As a business owner, providing growth and development opportunities for your employees, is important, especially now during COVID 19. Not only is it a relevant trend, but the “opportunity to gain new skills and experiences can also increase employee motivation and job satisfaction and help workers more effectively manage job stress.” (American Psychological Association (APA)
What Does it Mean?
Growth, development, and career advancement may sound like trendy buzz-words but they can have a true impact on retention. However, there is only one way to effectively implement an approach to employee development. To start, define what growth, development, and career advancement mean in your organization. Do your high performers consider promotion and pay increases adequate definitions or are traditional training and skills development enough? Get a sense of what they want and expect by having discussions with them.
Addressing Growth, Development, Career Advancement
Providing promotions and pay increases is not a realistic or sustainable way to address the issue. Most businesses have an organizational hierarchy that narrows at the top and have limited resources for elaborate programs. If you find yourself in this situation, the best action is to explore the development needs, stay flexible, and learn as you go.
Here are a few tips:
Hopefully, your high potential and high performers have communicated their future goals to you. It’s likely that education and training are part of the solution. Let them choose a program that works best for them and they’ll want to stick around because the company is invested in their success. If subsidizing education is out of your reach, consider buying books or sponsoring trips to local conferences. All are great ways to drive their growth and development
This is a practice that I touched on in previous blogs . Mentorship is a great way to connect high performers with senior leadership and management and to connect entry-level employees to high potential employees.

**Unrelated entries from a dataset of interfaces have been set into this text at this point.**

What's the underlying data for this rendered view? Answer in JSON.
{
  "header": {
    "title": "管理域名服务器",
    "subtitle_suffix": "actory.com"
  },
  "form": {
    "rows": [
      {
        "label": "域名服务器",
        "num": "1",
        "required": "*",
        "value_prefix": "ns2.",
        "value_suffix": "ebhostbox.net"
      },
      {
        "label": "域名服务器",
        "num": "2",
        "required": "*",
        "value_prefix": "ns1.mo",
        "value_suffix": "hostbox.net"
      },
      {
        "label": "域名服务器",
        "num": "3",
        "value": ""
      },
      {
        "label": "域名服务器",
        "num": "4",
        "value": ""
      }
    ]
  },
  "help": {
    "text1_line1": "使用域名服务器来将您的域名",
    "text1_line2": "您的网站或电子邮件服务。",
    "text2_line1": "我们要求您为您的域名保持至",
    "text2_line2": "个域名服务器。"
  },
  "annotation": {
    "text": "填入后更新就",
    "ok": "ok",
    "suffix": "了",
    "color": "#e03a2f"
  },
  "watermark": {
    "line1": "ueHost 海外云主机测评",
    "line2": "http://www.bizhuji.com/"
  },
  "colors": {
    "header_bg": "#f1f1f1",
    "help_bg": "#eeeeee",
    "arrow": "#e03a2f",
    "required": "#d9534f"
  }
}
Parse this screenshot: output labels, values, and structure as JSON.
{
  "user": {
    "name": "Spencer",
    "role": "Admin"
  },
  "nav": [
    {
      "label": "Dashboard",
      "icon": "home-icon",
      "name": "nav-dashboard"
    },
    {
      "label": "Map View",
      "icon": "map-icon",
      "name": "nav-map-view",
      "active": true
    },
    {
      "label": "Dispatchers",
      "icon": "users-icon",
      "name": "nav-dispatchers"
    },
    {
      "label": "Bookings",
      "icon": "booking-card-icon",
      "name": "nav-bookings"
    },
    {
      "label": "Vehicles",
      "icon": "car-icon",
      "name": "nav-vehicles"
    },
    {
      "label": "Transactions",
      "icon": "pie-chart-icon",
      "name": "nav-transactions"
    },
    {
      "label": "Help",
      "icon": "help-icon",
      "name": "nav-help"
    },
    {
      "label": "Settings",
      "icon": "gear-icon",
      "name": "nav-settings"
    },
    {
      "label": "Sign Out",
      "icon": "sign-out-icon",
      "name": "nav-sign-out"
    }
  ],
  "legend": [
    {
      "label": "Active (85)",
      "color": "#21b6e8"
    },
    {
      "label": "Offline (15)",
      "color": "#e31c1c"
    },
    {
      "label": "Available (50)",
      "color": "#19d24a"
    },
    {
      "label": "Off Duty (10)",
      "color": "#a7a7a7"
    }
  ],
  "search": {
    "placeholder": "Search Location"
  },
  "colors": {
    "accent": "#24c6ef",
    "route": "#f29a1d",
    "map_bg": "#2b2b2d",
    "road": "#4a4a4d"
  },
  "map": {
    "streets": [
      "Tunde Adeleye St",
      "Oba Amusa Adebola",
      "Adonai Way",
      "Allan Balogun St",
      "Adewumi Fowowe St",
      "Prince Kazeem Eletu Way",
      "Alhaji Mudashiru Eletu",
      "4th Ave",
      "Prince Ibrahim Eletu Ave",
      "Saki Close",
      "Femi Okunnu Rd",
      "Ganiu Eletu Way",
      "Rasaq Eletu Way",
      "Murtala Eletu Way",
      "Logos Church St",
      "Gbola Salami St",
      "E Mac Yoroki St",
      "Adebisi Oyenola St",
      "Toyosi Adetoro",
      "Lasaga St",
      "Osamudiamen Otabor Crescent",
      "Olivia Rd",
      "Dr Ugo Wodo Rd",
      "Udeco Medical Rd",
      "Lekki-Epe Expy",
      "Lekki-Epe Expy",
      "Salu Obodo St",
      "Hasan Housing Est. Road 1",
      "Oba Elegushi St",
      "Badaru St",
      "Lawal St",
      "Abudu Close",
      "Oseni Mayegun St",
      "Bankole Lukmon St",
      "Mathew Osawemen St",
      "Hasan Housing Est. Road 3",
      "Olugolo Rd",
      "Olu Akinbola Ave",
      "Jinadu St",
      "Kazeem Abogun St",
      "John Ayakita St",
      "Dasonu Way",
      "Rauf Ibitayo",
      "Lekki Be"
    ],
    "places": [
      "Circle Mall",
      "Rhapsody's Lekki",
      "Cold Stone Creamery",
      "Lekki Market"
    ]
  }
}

Doing so increases the sense of community throughout the organization and increases communication and knowledge transfer.

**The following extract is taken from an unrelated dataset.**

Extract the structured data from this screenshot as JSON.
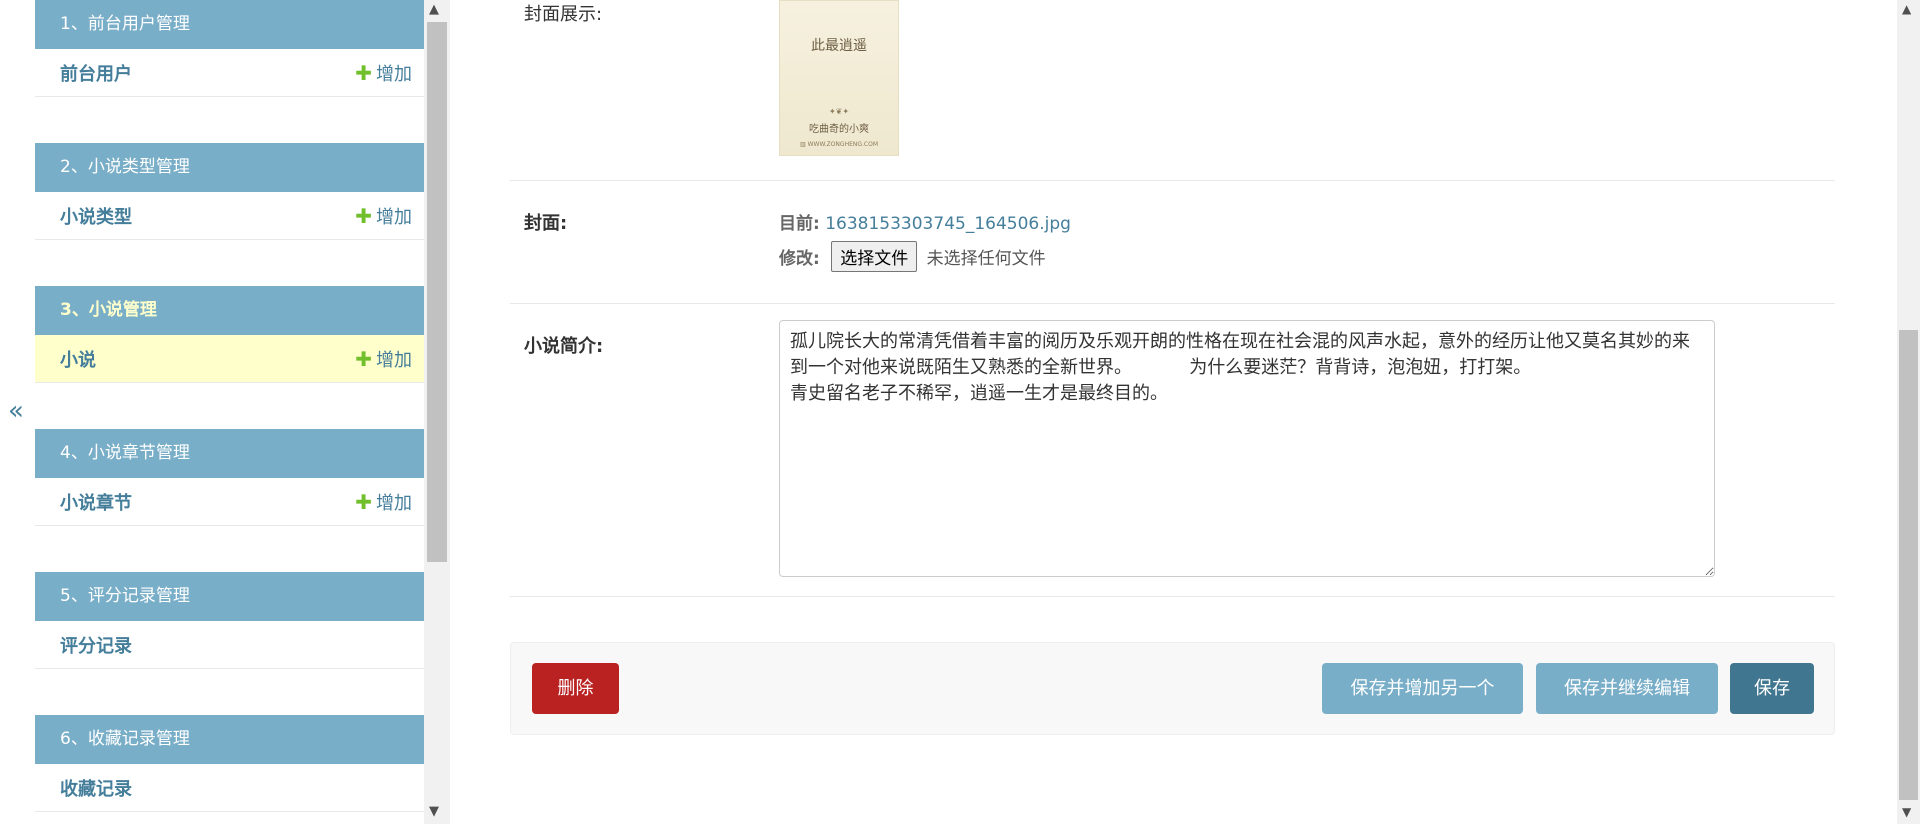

Job Rotation/Skill Growth
Job rotation and lateral moves are a great way to drive growth and development. This is particularly helpful for individuals in highly specialized roles with low work variation. A lateral move simultaneously allows them to get a breath of fresh air, doing something new to expand their skill set.

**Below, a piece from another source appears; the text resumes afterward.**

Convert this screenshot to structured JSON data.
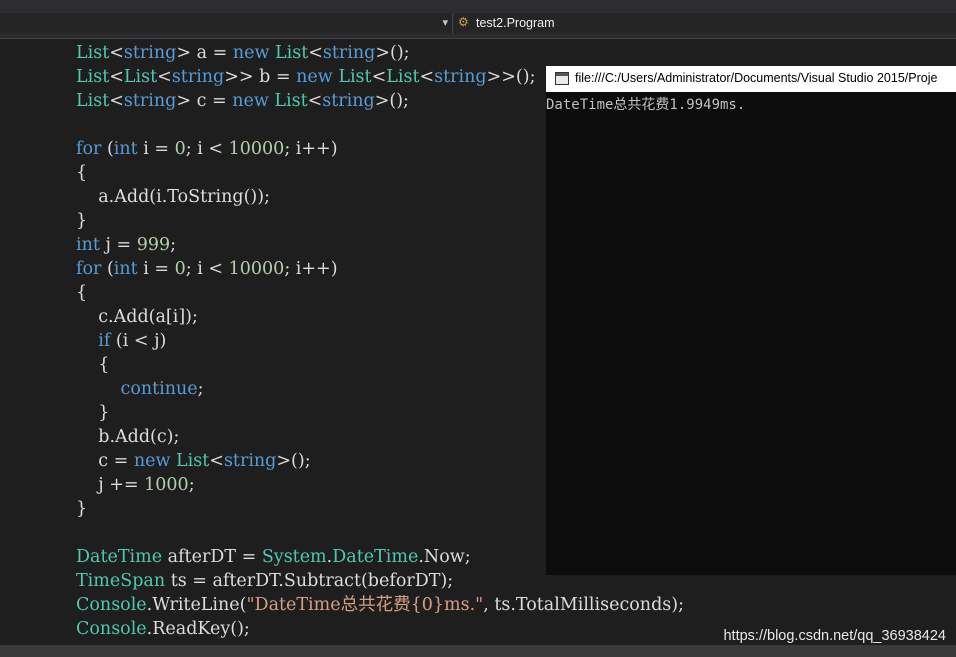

If a lateral move doesn’t make sense, focus on improving the high performer’s skill set within their current position. Identify an area of their work to improve, like strategic thinking and address it. You’ll reinvigorate their work by helping and encouraging them to approach it in a different way.
Explore their Passion/Creativity
The options are endless. If the high potential employee has trouble identifying a passion, no problem. Ask them to overhaul a process or system they’ve complained about in the past. They might be fired up enough to figure out a fix. This is a win-win. It not only provides a unique experience but also lets them develop new skills. Additionally, the business is left with a better process.
Just do it!
Growth, development, and career advancement entails something different for all your employees. Even with organizational and budgetary constraints, you can successfully drive your high performer’s growth and development. All it takes is commitment and creativity.
If you’d like help discovering the growth and development opportunities your employees value and how best to address them, contact me.